Remember you did not pay taxes on it initially. Fast forward 5 years to 2023. That $30,000(not any earnings) is now available for withdrawal. Start the same process in 2019 and you will have cash in 2024, repeat each year and you are now climbing the ROTH IRA conversion ladder.
As you can see IRAs are extremely important for not just traditional retirement but early retirement as well. These accounts along with an HSA should be maxed out each and every year. Don’t make the mistake of investing only in taxable accounts for your early retirement.

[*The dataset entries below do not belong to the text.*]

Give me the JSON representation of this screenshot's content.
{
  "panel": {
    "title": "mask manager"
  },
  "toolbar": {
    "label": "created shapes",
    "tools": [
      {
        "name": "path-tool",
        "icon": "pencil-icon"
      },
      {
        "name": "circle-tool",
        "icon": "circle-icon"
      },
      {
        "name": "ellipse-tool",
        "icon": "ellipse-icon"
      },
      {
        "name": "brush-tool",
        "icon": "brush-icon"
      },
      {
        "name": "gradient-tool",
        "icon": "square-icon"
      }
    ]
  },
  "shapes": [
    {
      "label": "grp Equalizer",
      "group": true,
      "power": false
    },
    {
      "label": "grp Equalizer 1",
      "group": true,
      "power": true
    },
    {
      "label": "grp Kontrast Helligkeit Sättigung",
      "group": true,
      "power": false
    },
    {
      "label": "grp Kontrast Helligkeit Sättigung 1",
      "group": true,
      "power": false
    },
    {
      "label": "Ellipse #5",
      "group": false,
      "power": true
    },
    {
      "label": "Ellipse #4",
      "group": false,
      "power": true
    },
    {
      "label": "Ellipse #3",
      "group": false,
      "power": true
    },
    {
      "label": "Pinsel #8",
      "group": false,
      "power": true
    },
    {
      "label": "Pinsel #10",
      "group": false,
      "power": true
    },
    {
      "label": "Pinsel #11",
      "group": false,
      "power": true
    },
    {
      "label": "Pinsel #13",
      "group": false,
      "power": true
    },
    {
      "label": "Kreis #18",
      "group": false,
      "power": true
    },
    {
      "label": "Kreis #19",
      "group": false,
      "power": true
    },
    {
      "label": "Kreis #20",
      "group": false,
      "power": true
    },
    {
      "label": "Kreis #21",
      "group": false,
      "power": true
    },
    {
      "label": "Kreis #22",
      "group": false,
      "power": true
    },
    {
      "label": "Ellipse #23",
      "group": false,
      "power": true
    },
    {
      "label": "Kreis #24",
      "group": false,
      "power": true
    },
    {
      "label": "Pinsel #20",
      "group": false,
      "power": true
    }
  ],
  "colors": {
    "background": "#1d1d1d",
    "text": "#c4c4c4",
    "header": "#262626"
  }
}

You might be asking how do I fund my early retirement during those 5 years before my ROTH ladder is available. This is where some taxable investment savings or my personal favorite the HSA are going to come in handy. Beginner investing will get you going on some great taxable investment strategy.
ROTH Ladder Taxes
In general, taxes can be extremely low using this process. 3% is about where we are planning. If you have kids you can likely get that to zero! The Turbo tax estimator can get you an idea of your actual tax numbers.
I highly recommend reading our previous article on Health Savings Accounts (HSAs) and how they may be the ultimate IRA for early retirement.
- A plan for early retirement
- Health Savings Accounts (HSAs)
- Best investment companies for beginners
- 13 Things You are Wasting Your Money On
I was recently asked if I would recommend Acorns for their new IRA investment options. While I like and use Acorns for the round-up savings, I would recommend starting an IRA through Vanguard. You can read more here about our recommended investment companies.